## Component data from apps and pages
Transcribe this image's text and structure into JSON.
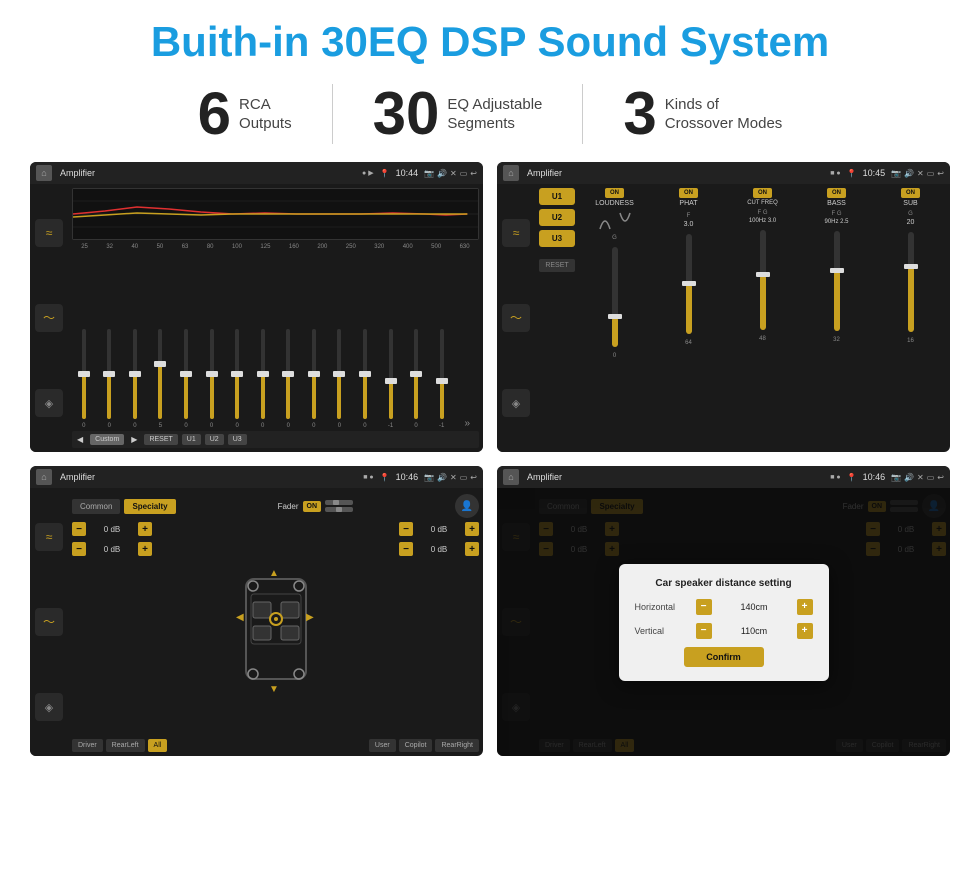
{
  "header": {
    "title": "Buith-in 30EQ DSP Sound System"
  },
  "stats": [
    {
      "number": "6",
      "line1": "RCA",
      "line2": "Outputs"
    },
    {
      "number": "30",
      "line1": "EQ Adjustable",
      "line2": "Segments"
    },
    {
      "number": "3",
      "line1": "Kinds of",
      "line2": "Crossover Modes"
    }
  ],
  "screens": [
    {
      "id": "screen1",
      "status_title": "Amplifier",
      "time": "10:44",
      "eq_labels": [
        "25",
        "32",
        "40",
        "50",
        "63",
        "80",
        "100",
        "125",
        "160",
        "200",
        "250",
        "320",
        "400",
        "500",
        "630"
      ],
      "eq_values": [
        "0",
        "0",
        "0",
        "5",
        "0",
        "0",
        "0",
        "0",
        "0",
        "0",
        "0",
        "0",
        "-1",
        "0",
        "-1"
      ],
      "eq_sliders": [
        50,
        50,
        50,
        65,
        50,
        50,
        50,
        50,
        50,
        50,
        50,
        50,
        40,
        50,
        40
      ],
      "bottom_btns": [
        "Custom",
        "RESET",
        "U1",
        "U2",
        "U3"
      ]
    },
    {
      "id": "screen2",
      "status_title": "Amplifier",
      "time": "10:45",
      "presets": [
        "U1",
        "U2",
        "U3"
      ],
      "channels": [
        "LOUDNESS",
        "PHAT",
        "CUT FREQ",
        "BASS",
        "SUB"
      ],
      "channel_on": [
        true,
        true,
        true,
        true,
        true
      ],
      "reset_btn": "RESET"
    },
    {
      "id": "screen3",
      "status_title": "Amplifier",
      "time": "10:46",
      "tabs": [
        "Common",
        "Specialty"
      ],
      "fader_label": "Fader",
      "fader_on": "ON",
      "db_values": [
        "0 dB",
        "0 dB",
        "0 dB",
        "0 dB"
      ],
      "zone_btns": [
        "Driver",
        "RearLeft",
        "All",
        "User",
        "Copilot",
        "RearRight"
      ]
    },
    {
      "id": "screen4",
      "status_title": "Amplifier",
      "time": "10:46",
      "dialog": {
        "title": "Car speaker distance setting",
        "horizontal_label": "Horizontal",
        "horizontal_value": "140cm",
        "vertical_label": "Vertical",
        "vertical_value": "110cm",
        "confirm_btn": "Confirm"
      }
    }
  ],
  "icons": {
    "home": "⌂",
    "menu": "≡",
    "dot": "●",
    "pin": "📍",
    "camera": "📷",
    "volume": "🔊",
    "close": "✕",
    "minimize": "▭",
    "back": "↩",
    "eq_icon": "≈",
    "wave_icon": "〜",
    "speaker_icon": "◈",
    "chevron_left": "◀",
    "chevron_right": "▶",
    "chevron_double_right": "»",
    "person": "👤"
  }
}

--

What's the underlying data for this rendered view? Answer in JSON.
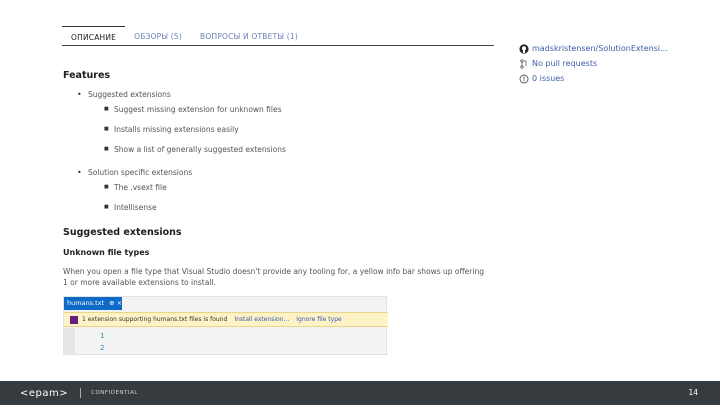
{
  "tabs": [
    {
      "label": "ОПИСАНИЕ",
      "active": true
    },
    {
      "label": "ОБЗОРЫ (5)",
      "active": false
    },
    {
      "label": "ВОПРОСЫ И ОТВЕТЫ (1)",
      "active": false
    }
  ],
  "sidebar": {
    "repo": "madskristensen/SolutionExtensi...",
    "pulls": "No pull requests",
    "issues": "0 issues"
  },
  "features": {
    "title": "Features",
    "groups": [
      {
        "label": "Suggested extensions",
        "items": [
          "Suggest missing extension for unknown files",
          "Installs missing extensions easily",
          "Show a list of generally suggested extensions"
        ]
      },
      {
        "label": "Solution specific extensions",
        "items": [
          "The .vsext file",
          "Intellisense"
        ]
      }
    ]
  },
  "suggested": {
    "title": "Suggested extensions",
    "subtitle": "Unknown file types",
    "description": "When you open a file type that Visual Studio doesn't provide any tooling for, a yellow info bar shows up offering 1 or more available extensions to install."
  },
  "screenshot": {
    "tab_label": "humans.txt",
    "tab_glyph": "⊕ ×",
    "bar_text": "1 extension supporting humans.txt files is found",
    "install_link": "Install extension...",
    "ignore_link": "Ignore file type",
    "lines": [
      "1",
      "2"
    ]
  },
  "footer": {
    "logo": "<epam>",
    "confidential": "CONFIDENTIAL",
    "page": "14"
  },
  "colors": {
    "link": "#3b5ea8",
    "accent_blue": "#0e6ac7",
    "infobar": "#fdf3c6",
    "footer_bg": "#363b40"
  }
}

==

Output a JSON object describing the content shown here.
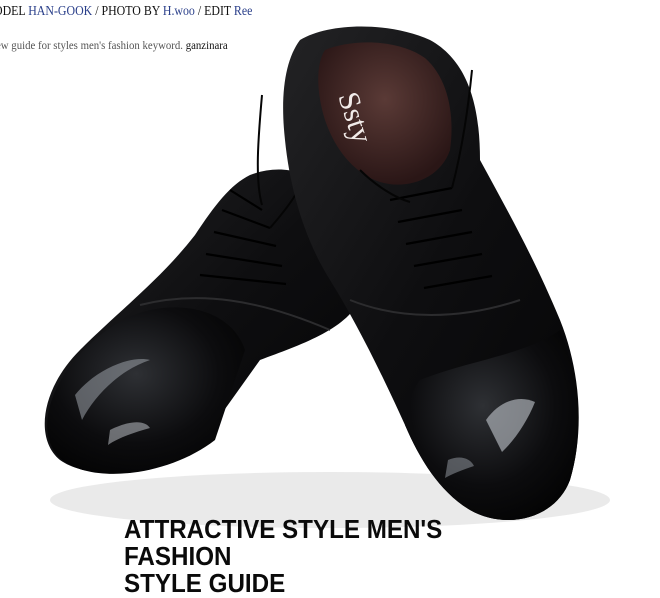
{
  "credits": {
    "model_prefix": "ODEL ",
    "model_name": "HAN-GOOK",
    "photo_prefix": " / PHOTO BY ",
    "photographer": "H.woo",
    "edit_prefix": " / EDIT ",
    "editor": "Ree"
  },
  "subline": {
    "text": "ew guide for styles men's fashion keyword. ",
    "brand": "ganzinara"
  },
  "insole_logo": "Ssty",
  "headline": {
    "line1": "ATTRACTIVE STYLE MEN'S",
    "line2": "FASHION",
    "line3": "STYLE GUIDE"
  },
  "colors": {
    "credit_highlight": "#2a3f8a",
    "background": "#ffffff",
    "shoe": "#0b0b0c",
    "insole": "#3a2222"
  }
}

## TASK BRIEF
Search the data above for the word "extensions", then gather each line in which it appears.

## REPLY TO THE TASK
        "label": "Suggested extensions",
          "Installs missing extensions easily",
          "Show a list of generally suggested extensions"
        "label": "Solution specific extensions",
    "title": "Suggested extensions",
    "description": "When you open a file type that Visual Studio doesn't provide any tooling for, a yellow info bar shows up offering 1 or more available extensions to install."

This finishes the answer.